=== Task data ===
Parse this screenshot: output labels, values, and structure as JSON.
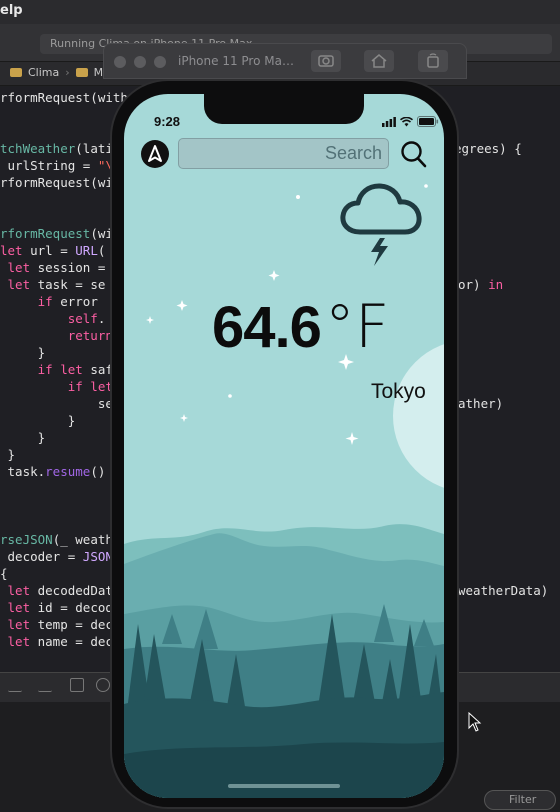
{
  "xcode": {
    "menu_title": "elp",
    "activity": "Running Clima on iPhone 11 Pro Max",
    "breadcrumbs": [
      "Clima",
      "M"
    ],
    "filter_placeholder": "Filter"
  },
  "simulator": {
    "title": "iPhone 11 Pro Ma…"
  },
  "app": {
    "status_time": "9:28",
    "search_placeholder": "Search",
    "temperature_value": "64.6",
    "temperature_unit": "°F",
    "city": "Tokyo",
    "condition_icon": "cloud-bolt-icon",
    "colors": {
      "sky": "#a6d9d8",
      "accent_dark": "#1f3a40",
      "text": "#0c0c0c"
    }
  }
}
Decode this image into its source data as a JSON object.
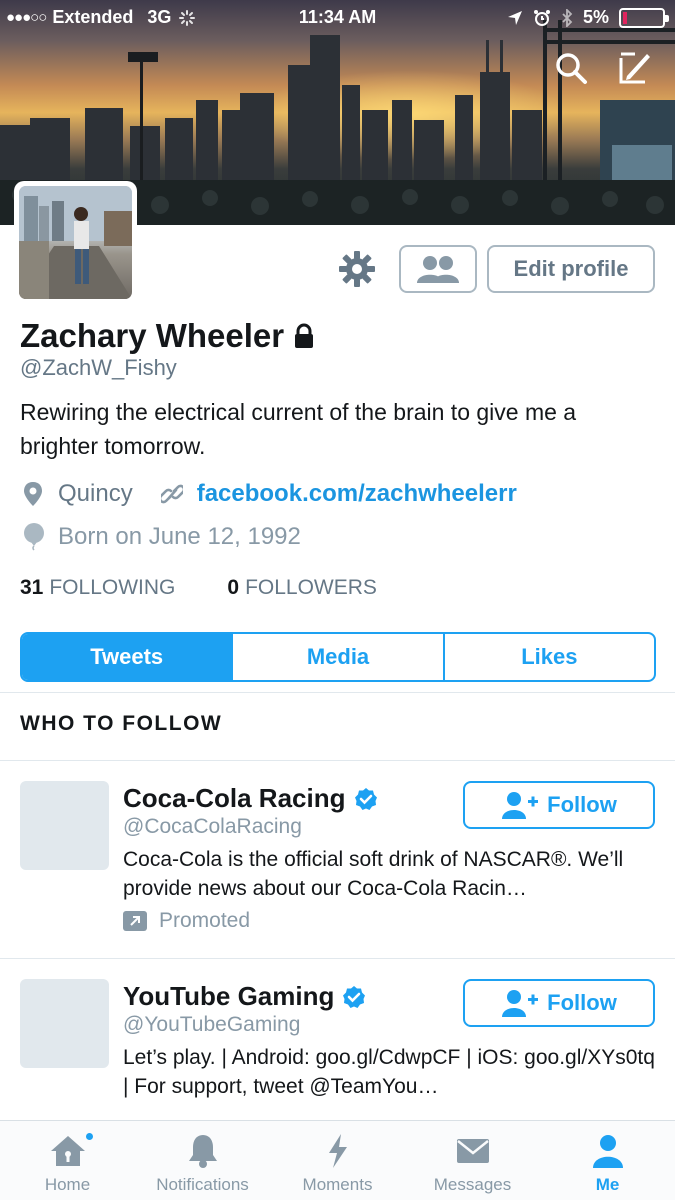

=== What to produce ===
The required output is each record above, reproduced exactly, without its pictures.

=== Response to the task ===
Parse this screenshot: output labels, values, and structure as JSON.
{
  "xcode": {
    "menu_title": "elp",
    "activity": "Running Clima on iPhone 11 Pro Max",
    "breadcrumbs": [
      "Clima",
      "M"
    ],
    "filter_placeholder": "Filter"
  },
  "simulator": {
    "title": "iPhone 11 Pro Ma…"
  },
  "app": {
    "status_time": "9:28",
    "search_placeholder": "Search",
    "temperature_value": "64.6",
    "temperature_unit": "°F",
    "city": "Tokyo",
    "condition_icon": "cloud-bolt-icon",
    "colors": {
      "sky": "#a6d9d8",
      "accent_dark": "#1f3a40",
      "text": "#0c0c0c"
    }
  }
}
Decode this image into its source data as a JSON object.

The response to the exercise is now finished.